"Why don't we go over there and have a coffee?" Eric said, after we'd bought some paint. We've been fixing the house up to make it more salable as it's dawned on us we can't make a living here without traveling at least twelve hours away.

"Isn't this civilized!" I said. "I mean, I know it's a mall but at least we can get what we need, have a snack and go home, without actually having to go into Limoges." A trip there usually leaves one or both of us deeply depressed or traumatized.

It wasn't looking good as I opened the door of Cafe Madeline. Where was the coffee bar part of the cafe, the one with the espresso machine? All I could see was a mall attempt at a fine dining experience - the decor was photographic murals of people eating in restaurants.

"Can we just get some coffee?" I asked the hostess who greeted us with menus in hand.

"No, it's a restaurant - for coffee, there's the McDo (Mac-Dough)." She gestured next door.

"But it says `cafe'!" Eric said. "We're in France, and you're sending us to a McDonald's for the coffee?" She looked bewildered so we left.

Emmanuel brought oysters fresh from Bretagne over last night. That was delightful. The crisp fall weather with bright blue sky is perfect. Recording is good, and writing. As long as I stay out of the stores, restaurants, garages, insurance offices, "cafes", Limoges - I'll be fine.

Oh and the library's okay - I like the library.

Tuesday, October 5, 2010

"Just One More Thing"

I've had a tiny, achievable goal for a while - to own a wine glass. A long-stemmed glass, elegant. For that one or two drinks in the evening. I said I'd wait until there was a kitchen shelf capable of housing a glass like that, and there almost is so I broke down and bought one. At Tesco, for 50p. Carried it in its own "road case" as Eric called it (the cardboard caddy they were selling them in) for three weeks, in and out of hotel rooms even. Thrilled to my first glass at home - perching on the couch, glass in hand, no more generic jelly jar or that squat amber French nonbreakable glass. The fantasy was real.

And then today I broke the glass.

I'm sure I can find another. The car is another story. It really is gone. Stolen from outside the garage where it had been repaired. The garagiste is mortified. He may know who did it but he tried getting near the place and the dogs came after him and scared him off. He asked the local police and they told him they were afraid of the dogs too.

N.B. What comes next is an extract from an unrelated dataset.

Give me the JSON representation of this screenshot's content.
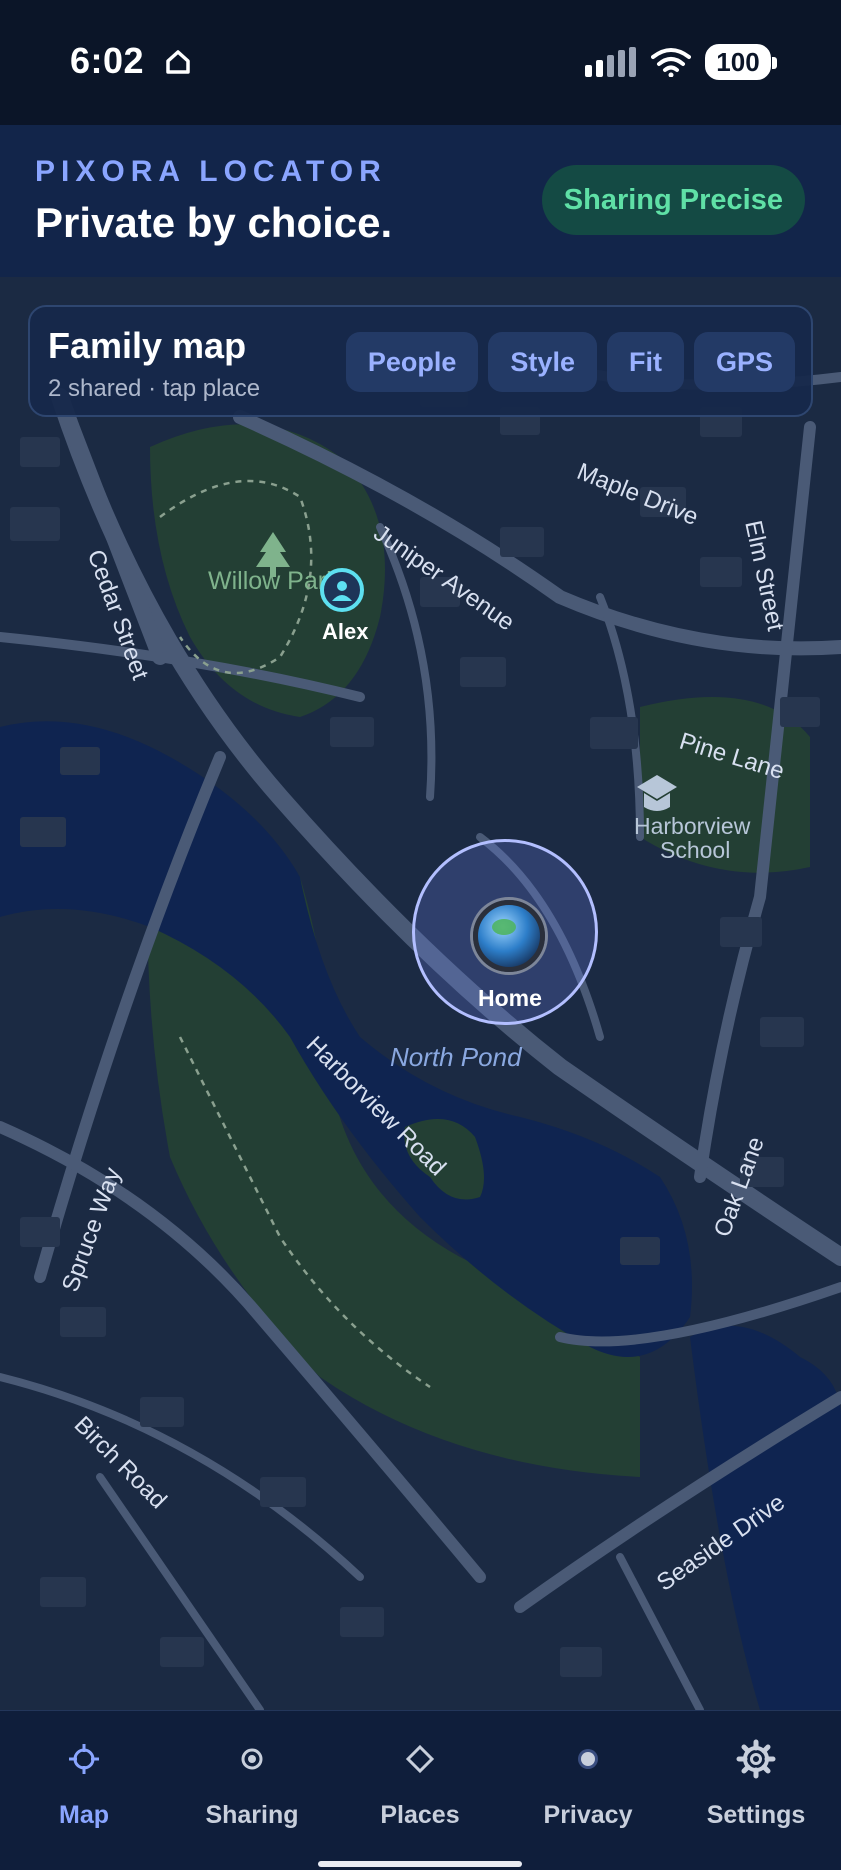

I made like Columbo today, hanging around the shop across the street from the garage, seeing what was up. In honesty the only similarity between me and Columbo is that I was wearing a raincoat. I heard people in the shop talking about how "no one will park near here now" and strained to make out more. It's true, there have been more cars stolen lately. But the people in the shop were chuckling about it - do they know something?

We've got a plan, maybe only in our heads, involving a gang of us and an ambulance and some very loudspeakers playing "Ride Of The Valkyries". And a cage with meat and tranquilizers.

And a toast to the prodigal Ford Escort, with a slightly sturdier wineglass.